The XE subvariant of the COVID-19 virus, a combination of the Omicron sub-variants BA.1 and BA.2, was first identified in the U.K. Jan. 19, according to Time. Although the variant is transmissible, there isn’t enough research to confirm whether it is more contagious than other variants or determine its effectiveness against the vaccine, according to Time.
Another subvariant of Omicron first detected in November, BA.2, is more transmissible than Omicron and is now the dominant strain in the U.S., according to the Associated Press (AP).

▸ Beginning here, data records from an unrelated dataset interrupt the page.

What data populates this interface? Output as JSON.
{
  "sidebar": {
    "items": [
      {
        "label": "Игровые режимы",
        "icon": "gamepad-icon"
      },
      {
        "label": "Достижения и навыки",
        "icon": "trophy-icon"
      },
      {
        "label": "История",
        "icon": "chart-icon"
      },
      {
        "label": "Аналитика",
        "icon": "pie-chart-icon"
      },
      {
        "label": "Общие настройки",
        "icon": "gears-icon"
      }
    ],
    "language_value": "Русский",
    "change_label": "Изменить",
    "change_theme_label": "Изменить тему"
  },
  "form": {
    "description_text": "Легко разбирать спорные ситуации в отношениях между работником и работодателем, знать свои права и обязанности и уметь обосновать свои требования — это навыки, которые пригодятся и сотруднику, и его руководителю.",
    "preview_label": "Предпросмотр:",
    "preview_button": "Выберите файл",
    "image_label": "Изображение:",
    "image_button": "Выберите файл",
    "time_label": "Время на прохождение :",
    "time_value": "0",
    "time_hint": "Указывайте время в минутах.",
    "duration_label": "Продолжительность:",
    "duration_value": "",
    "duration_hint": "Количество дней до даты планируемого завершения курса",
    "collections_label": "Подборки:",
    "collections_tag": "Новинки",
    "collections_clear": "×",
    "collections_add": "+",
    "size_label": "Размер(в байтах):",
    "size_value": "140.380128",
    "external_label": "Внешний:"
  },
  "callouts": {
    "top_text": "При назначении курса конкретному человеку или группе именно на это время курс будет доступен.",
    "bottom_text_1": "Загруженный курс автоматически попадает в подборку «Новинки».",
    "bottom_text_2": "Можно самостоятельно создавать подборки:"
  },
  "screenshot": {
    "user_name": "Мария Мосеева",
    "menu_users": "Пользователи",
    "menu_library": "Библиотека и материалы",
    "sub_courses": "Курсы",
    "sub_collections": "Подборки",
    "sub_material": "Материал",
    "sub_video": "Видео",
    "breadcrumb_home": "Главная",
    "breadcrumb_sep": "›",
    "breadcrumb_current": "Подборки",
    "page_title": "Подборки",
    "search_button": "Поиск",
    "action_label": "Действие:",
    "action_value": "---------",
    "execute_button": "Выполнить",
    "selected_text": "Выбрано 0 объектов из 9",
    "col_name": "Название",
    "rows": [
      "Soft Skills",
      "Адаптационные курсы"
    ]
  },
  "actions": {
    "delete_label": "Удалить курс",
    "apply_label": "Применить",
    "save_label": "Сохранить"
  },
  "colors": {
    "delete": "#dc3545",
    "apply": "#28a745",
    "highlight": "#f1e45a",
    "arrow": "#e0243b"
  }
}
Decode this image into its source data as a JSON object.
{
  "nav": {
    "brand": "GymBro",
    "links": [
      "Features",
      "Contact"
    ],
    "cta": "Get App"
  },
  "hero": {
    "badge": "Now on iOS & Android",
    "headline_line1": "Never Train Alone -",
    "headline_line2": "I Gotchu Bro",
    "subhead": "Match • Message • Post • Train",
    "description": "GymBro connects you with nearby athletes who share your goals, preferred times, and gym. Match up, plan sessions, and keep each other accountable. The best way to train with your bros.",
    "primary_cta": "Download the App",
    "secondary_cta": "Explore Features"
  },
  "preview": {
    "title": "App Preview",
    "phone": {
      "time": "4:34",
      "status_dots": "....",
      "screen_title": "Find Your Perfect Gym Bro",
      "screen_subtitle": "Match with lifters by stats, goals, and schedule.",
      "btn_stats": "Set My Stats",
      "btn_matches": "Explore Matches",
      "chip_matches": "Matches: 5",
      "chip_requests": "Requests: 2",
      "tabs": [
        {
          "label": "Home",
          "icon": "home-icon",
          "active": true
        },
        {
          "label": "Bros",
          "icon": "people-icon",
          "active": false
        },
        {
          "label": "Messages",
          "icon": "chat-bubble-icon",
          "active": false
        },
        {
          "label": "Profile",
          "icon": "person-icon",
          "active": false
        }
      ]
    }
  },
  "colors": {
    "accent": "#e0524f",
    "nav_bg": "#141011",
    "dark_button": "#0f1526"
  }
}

Loyola will not update its mask policy, guest policy and number of quarantine and isolation days even with the new variants surfacing because the city’s hospitalization rates remain low and most students, faculty and staff are fully vaccinated and boosted, according to Wellness Center Director Joan Holden.
“We continue to follow local and national public health guidance, and at this time, new guidance has not been released from the CDC,” Holden said.
There’ve been 67 confirmed COVID-19 cases at Loyola between April 1 and April 14, according to the university’s testing dashboard, whereas Chicago saw 6,188 new cases within the same two weeks, according to the city’s COVID dashboard.
Second-year supply chain management student Eileen Ralph said she doesn’t see a need to reinstate the mask requirement in areas where it’s no longer required because the majority of students are vaccinated.
“Where we are now is fine,” Ralph said.” Classrooms might be more necessary but I am comfortable not having them on in places like Damen, residence halls.”
As of March 14, masks are no longer required in residence halls, dining halls and organization meetings among other places and events, The Phoenix reported.
Current COVID-19 guidelines include a mask requirement in instructional and lab settings, mandatory five day quarantine for Loyola community members who test positive and COVID-19 vaccine and booster requirement among other things.
With health officials identifying more variants, Arub Sumayli — a second year engineering student — said the university should take extra care and reinstate the mask requirement in all campus buildings and events.
“In general, I think it’s always better to be cautious,” Sumayli said.
“Should there be an increase in community-level transmission or an increased strain on our local health care systems, Loyola reserves the right to shift COVID-19 protocols as needed and we will communicate any changes to the community,” Holden said in a statement to The Phoenix.